I knew nothing of the history of this building but it was unique and visually fascinating. A quick Google search lead to a little history but I appreciated it as an incredible display space with an industrial period in its past.
Much of its charm came from that which was left raw.
But, I hadn't stopped by to see the building. I wanted to see the art and design and the first booth was a show stopper for me. It was the work of Jacob Kulin from Kulin Modern. I especially liked Three-Sixty which was a tryptic wall sculpture constructed of steel finished in black oxide and rust. It was three-dimesnional - half of what you see in the following photo is shadow lines.
Here is a view from the side. It is an incredible study of line and negative space.
Much of his work was a combination of industrial chic and sculptural principals.
He had also created a series of furniture designs that belong in my Branch series for sure. He has a group of tables at the show that combined different branches with differing barks along with other materials.
The following wall piece, Willow III is constructed of burnt bamboo and mahogany. I was impressed with the subtle gradations created by burning.
This Sunday wandering was another experience in being inspired by the creativity of others. I left having been exposed to new ideas, new materials, new processes. As always, its got me thinking!
Previous Posts of Interest:
- Wanderings • Fuller Craft Museum • 3/11/12

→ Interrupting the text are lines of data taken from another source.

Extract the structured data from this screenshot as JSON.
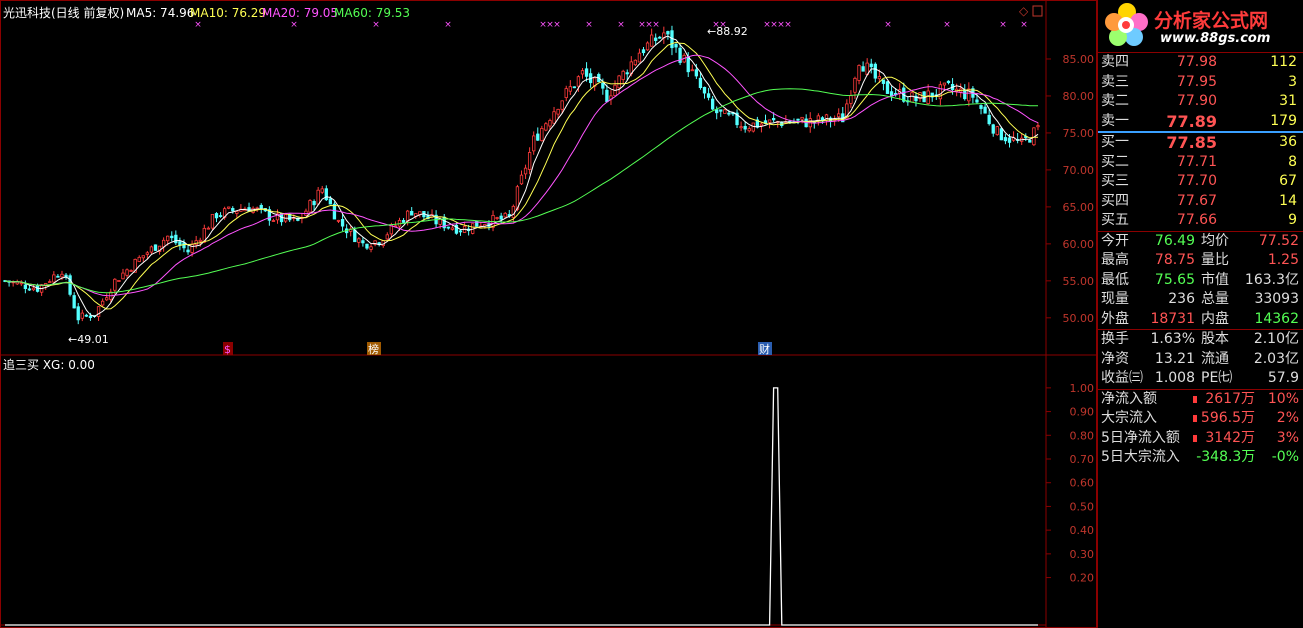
{
  "main_title": "光迅科技(日线 前复权)",
  "ma_legend": [
    {
      "label": "MA5: 74.96",
      "color": "#ffffff"
    },
    {
      "label": "MA10: 76.29",
      "color": "#ffff54"
    },
    {
      "label": "MA20: 79.05",
      "color": "#ff54ff"
    },
    {
      "label": "MA60: 79.53",
      "color": "#54ff54"
    }
  ],
  "indicator_title": "追三买  XG: 0.00",
  "markers": {
    "s": "$",
    "bang": "榜",
    "cai": "财"
  },
  "colors": {
    "up": "#ff3b3b",
    "down": "#54ffff",
    "grid": "#8b0000",
    "axis_text": "#c0362c"
  },
  "chart_data": [
    {
      "type": "candlestick",
      "ylim": [
        47,
        90
      ],
      "y_ticks": [
        "85.00",
        "80.00",
        "75.00",
        "70.00",
        "65.00",
        "60.00",
        "55.00",
        "50.00"
      ],
      "annotations": [
        "←49.01",
        "←88.92"
      ],
      "series": [
        {
          "name": "MA5"
        },
        {
          "name": "MA10"
        },
        {
          "name": "MA20"
        },
        {
          "name": "MA60"
        }
      ]
    },
    {
      "type": "line",
      "ylim": [
        0,
        1.05
      ],
      "y_ticks": [
        "1.00",
        "0.90",
        "0.80",
        "0.70",
        "0.60",
        "0.50",
        "0.40",
        "0.30",
        "0.20"
      ]
    }
  ],
  "panel": {
    "brand": "分析家公式网",
    "url": "www.88gs.com",
    "sell": [
      {
        "label": "卖四",
        "price": "77.98",
        "vol": "112"
      },
      {
        "label": "卖三",
        "price": "77.95",
        "vol": "3"
      },
      {
        "label": "卖二",
        "price": "77.90",
        "vol": "31"
      },
      {
        "label": "卖一",
        "price": "77.89",
        "vol": "179"
      }
    ],
    "buy": [
      {
        "label": "买一",
        "price": "77.85",
        "vol": "36"
      },
      {
        "label": "买二",
        "price": "77.71",
        "vol": "8"
      },
      {
        "label": "买三",
        "price": "77.70",
        "vol": "67"
      },
      {
        "label": "买四",
        "price": "77.67",
        "vol": "14"
      },
      {
        "label": "买五",
        "price": "77.66",
        "vol": "9"
      }
    ],
    "quote1": [
      {
        "k": "今开",
        "v": "76.49",
        "vc": "green",
        "k2": "均价",
        "v2": "77.52",
        "v2c": "red"
      },
      {
        "k": "最高",
        "v": "78.75",
        "vc": "red",
        "k2": "量比",
        "v2": "1.25",
        "v2c": "red"
      },
      {
        "k": "最低",
        "v": "75.65",
        "vc": "green",
        "k2": "市值",
        "v2": "163.3亿",
        "v2c": "white"
      },
      {
        "k": "现量",
        "v": "236",
        "vc": "white",
        "k2": "总量",
        "v2": "33093",
        "v2c": "white"
      },
      {
        "k": "外盘",
        "v": "18731",
        "vc": "red",
        "k2": "内盘",
        "v2": "14362",
        "v2c": "green"
      }
    ],
    "quote2": [
      {
        "k": "换手",
        "v": "1.63%",
        "vc": "white",
        "k2": "股本",
        "v2": "2.10亿",
        "v2c": "white"
      },
      {
        "k": "净资",
        "v": "13.21",
        "vc": "white",
        "k2": "流通",
        "v2": "2.03亿",
        "v2c": "white"
      },
      {
        "k": "收益㈢",
        "v": "1.008",
        "vc": "white",
        "k2": "PE㈦",
        "v2": "57.9",
        "v2c": "white"
      }
    ],
    "flows": [
      {
        "k": "净流入额",
        "v": "2617万",
        "p": "10%",
        "c": "red"
      },
      {
        "k": "大宗流入",
        "v": "596.5万",
        "p": "2%",
        "c": "red"
      },
      {
        "k": "5日净流入额",
        "v": "3142万",
        "p": "3%",
        "c": "red"
      },
      {
        "k": "5日大宗流入",
        "v": "-348.3万",
        "p": "-0%",
        "c": "green"
      }
    ]
  }
}
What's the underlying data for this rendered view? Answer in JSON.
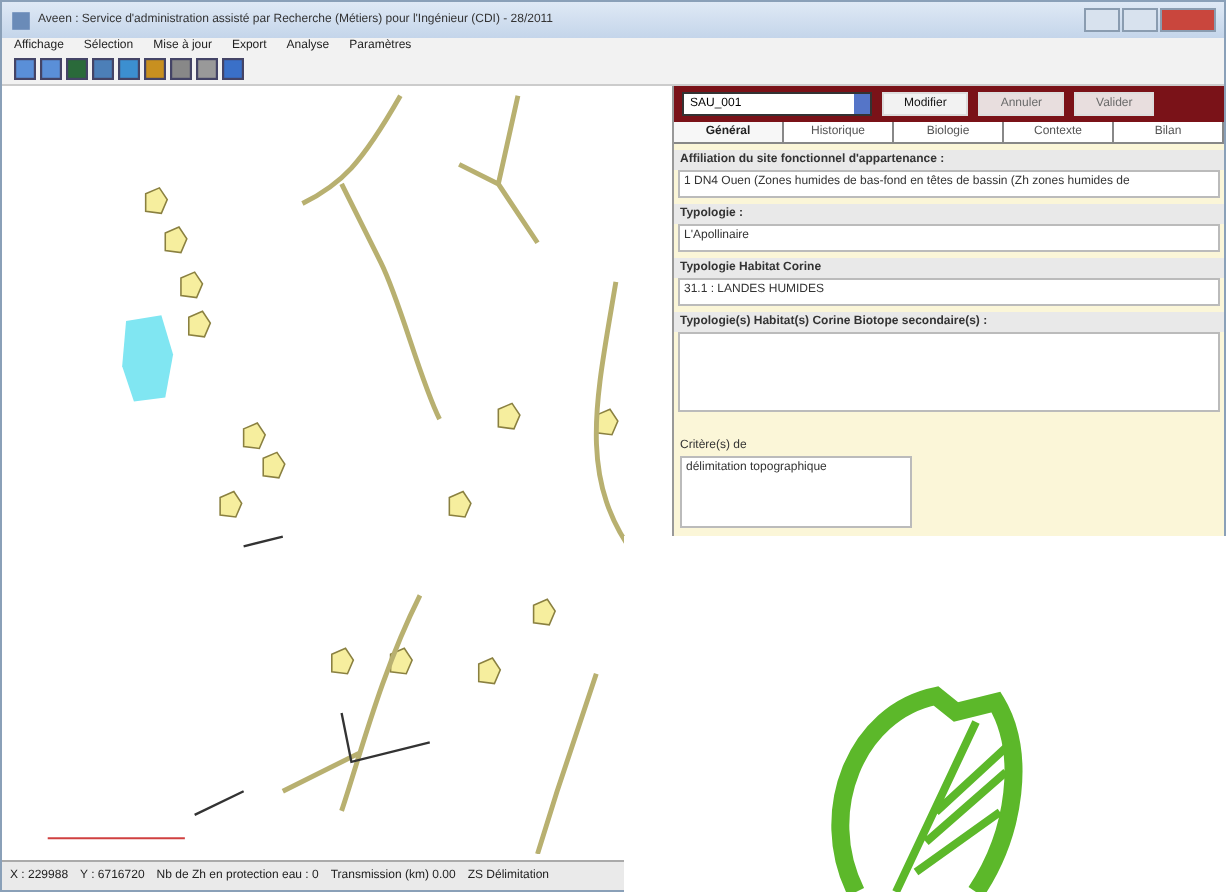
{
  "window": {
    "title": "Aveen : Service d'administration assisté par Recherche (Métiers) pour l'Ingénieur (CDI) - 28/2011"
  },
  "menu": [
    "Affichage",
    "Sélection",
    "Mise à jour",
    "Export",
    "Analyse",
    "Paramètres"
  ],
  "panel": {
    "record": "SAU_001",
    "buttons": [
      {
        "label": "Modifier",
        "disabled": false
      },
      {
        "label": "Annuler",
        "disabled": true
      },
      {
        "label": "Valider",
        "disabled": true
      }
    ],
    "tabs": [
      {
        "label": "Général",
        "selected": true
      },
      {
        "label": "Historique",
        "selected": false
      },
      {
        "label": "Biologie",
        "selected": false
      },
      {
        "label": "Contexte",
        "selected": false
      },
      {
        "label": "Bilan",
        "selected": false
      }
    ],
    "fields": [
      {
        "label": "Affiliation du site fonctionnel d'appartenance :",
        "value": "1 DN4 Ouen (Zones humides de bas-fond en têtes de bassin (Zh zones humides de"
      },
      {
        "label": "Typologie :",
        "value": "L'Apollinaire"
      },
      {
        "label": "Typologie Habitat Corine",
        "value": "31.1 : LANDES HUMIDES"
      },
      {
        "label": "Typologie(s) Habitat(s) Corine Biotope secondaire(s) :"
      }
    ],
    "criteria": {
      "label": "Critère(s) de",
      "items": [
        "délimitation topographique"
      ]
    }
  },
  "status_bar": [
    "X : 229988",
    "Y : 6716720",
    "Nb de Zh en protection eau : 0",
    "Transmission (km) 0.00",
    "ZS Délimitation"
  ]
}
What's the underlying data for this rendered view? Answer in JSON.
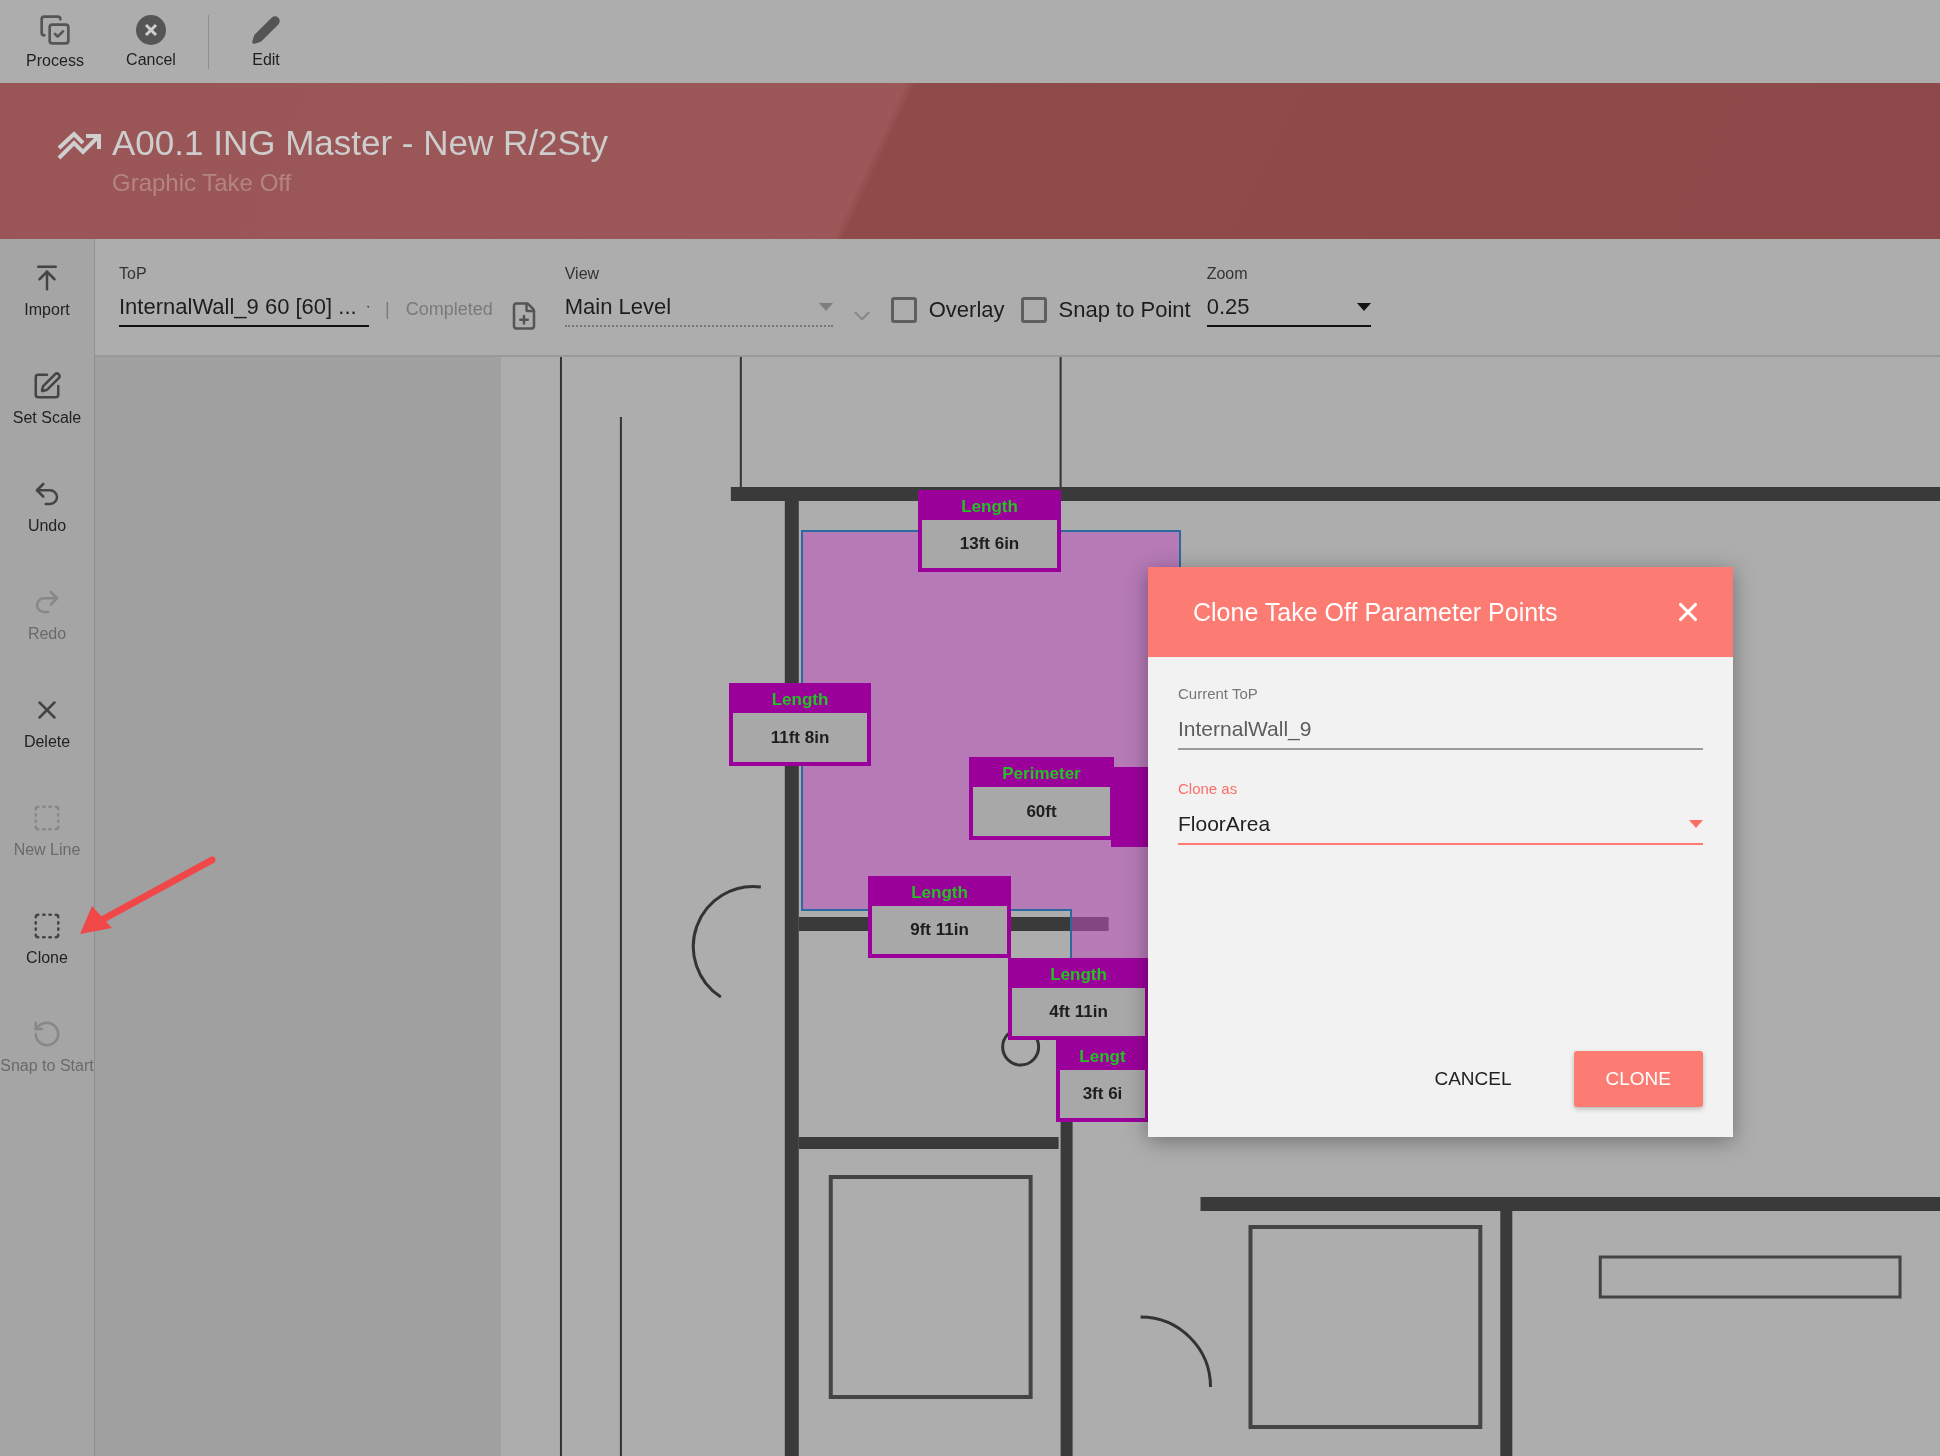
{
  "toolbar": [
    {
      "label": "Process",
      "kind": "process"
    },
    {
      "label": "Cancel",
      "kind": "cancel"
    },
    {
      "label": "Edit",
      "kind": "edit"
    }
  ],
  "header": {
    "title": "A00.1 ING Master - New R/2Sty",
    "subtitle": "Graphic Take Off"
  },
  "sidebar": {
    "items": [
      {
        "label": "Import",
        "kind": "import",
        "disabled": false
      },
      {
        "label": "Set Scale",
        "kind": "scale",
        "disabled": false
      },
      {
        "label": "Undo",
        "kind": "undo",
        "disabled": false
      },
      {
        "label": "Redo",
        "kind": "redo",
        "disabled": true
      },
      {
        "label": "Delete",
        "kind": "delete",
        "disabled": false
      },
      {
        "label": "New Line",
        "kind": "newline",
        "disabled": true
      },
      {
        "label": "Clone",
        "kind": "clone",
        "disabled": false
      },
      {
        "label": "Snap to Start",
        "kind": "snap",
        "disabled": true
      }
    ]
  },
  "controls": {
    "top": {
      "label": "ToP",
      "value": "InternalWall_9 60 [60] ..."
    },
    "separator": "|",
    "status": "Completed",
    "view": {
      "label": "View",
      "value": "Main Level"
    },
    "checkboxes": [
      {
        "label": "Overlay",
        "checked": false
      },
      {
        "label": "Snap to Point",
        "checked": false
      }
    ],
    "zoom": {
      "label": "Zoom",
      "value": "0.25"
    }
  },
  "measurements": [
    {
      "title": "Length",
      "value": "13ft 6in"
    },
    {
      "title": "Length",
      "value": "11ft 8in"
    },
    {
      "title": "Perimeter",
      "value": "60ft"
    },
    {
      "title": "Length",
      "value": "9ft 11in"
    },
    {
      "title": "Length",
      "value": "4ft 11in"
    },
    {
      "title": "Lengt",
      "value": "3ft 6i"
    }
  ],
  "dialog": {
    "title": "Clone Take Off Parameter Points",
    "fields": [
      {
        "label": "Current ToP",
        "value": "InternalWall_9",
        "kind": "readonly"
      },
      {
        "label": "Clone as",
        "value": "FloorArea",
        "kind": "select"
      }
    ],
    "buttons": [
      {
        "label": "CANCEL",
        "kind": "text"
      },
      {
        "label": "CLONE",
        "kind": "primary"
      }
    ]
  }
}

- Wanderings • Fuller Craft Museum 2/27/11
- Wanderings • Bedrock Garden
- Wanderings • Cape Cod
©2012 Ashbee Design, Marji Roy